Dataset rows describing interfaces
[Start of section]
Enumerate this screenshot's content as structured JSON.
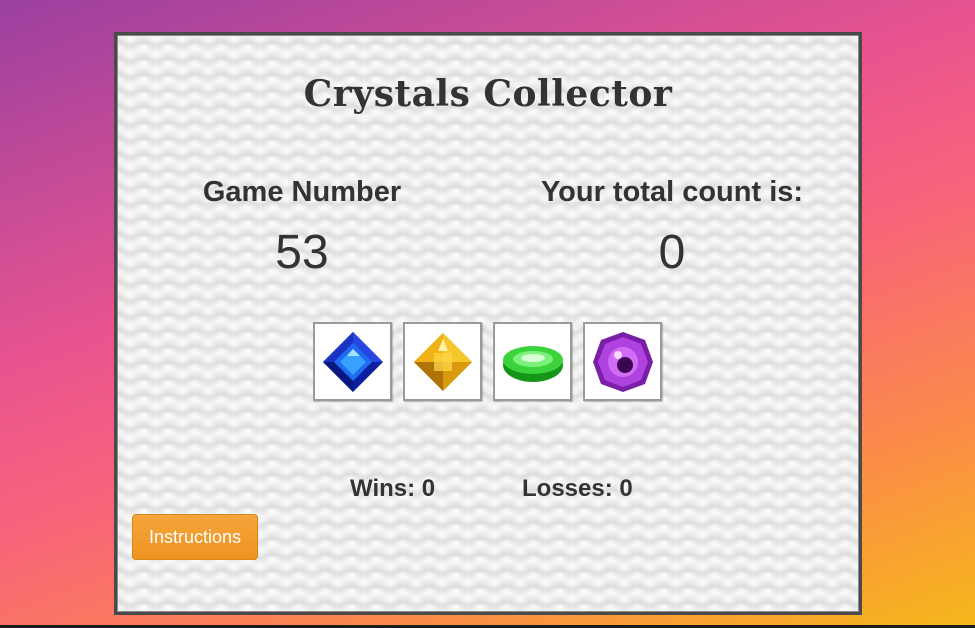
{
  "game": {
    "title": "Crystals Collector",
    "game_number_label": "Game Number",
    "game_number_value": "53",
    "total_label": "Your total count is:",
    "total_value": "0",
    "wins_text": "Wins: 0",
    "losses_text": "Losses: 0",
    "instructions_label": "Instructions"
  },
  "crystals": [
    {
      "name": "blue-crystal",
      "color": "#1a3fd8"
    },
    {
      "name": "yellow-crystal",
      "color": "#f0b81a"
    },
    {
      "name": "green-crystal",
      "color": "#3fd23f"
    },
    {
      "name": "purple-crystal",
      "color": "#a52fd6"
    }
  ],
  "colors": {
    "background_top_left": "#9b3fa0",
    "background_mid": "#f8647a",
    "background_bottom_right": "#f6b81a",
    "button_orange": "#f19a2b",
    "text_dark": "#333333"
  }
}
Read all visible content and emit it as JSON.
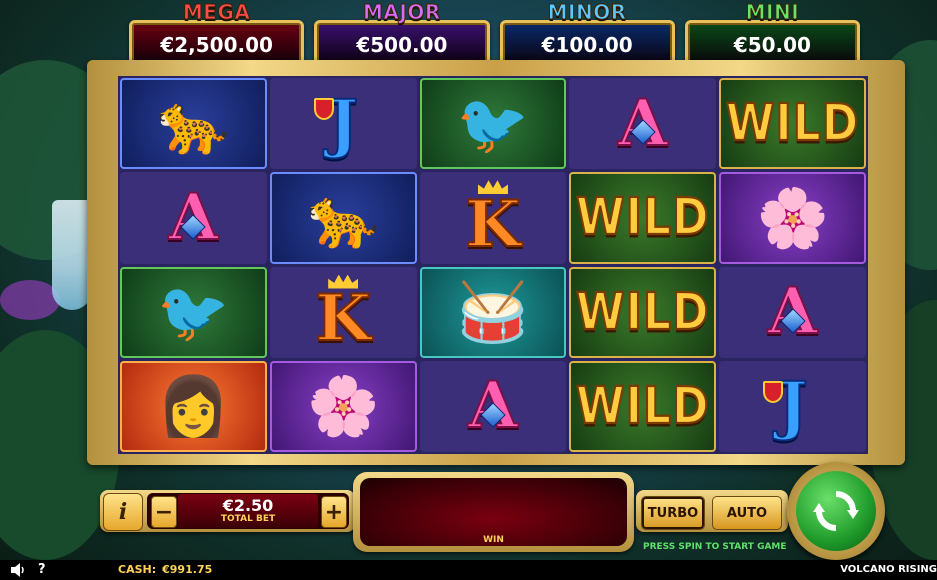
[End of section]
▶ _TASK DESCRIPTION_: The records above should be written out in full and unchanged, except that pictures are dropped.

▶ _WRITTEN ANSWER_:
Enumerate this screenshot's content as structured JSON.
{
  "game": {
    "title": "Crystals Collector",
    "game_number_label": "Game Number",
    "game_number_value": "53",
    "total_label": "Your total count is:",
    "total_value": "0",
    "wins_text": "Wins: 0",
    "losses_text": "Losses: 0",
    "instructions_label": "Instructions"
  },
  "crystals": [
    {
      "name": "blue-crystal",
      "color": "#1a3fd8"
    },
    {
      "name": "yellow-crystal",
      "color": "#f0b81a"
    },
    {
      "name": "green-crystal",
      "color": "#3fd23f"
    },
    {
      "name": "purple-crystal",
      "color": "#a52fd6"
    }
  ],
  "colors": {
    "background_top_left": "#9b3fa0",
    "background_mid": "#f8647a",
    "background_bottom_right": "#f6b81a",
    "button_orange": "#f19a2b",
    "text_dark": "#333333"
  }
}
Read all visible content and emit it as JSON.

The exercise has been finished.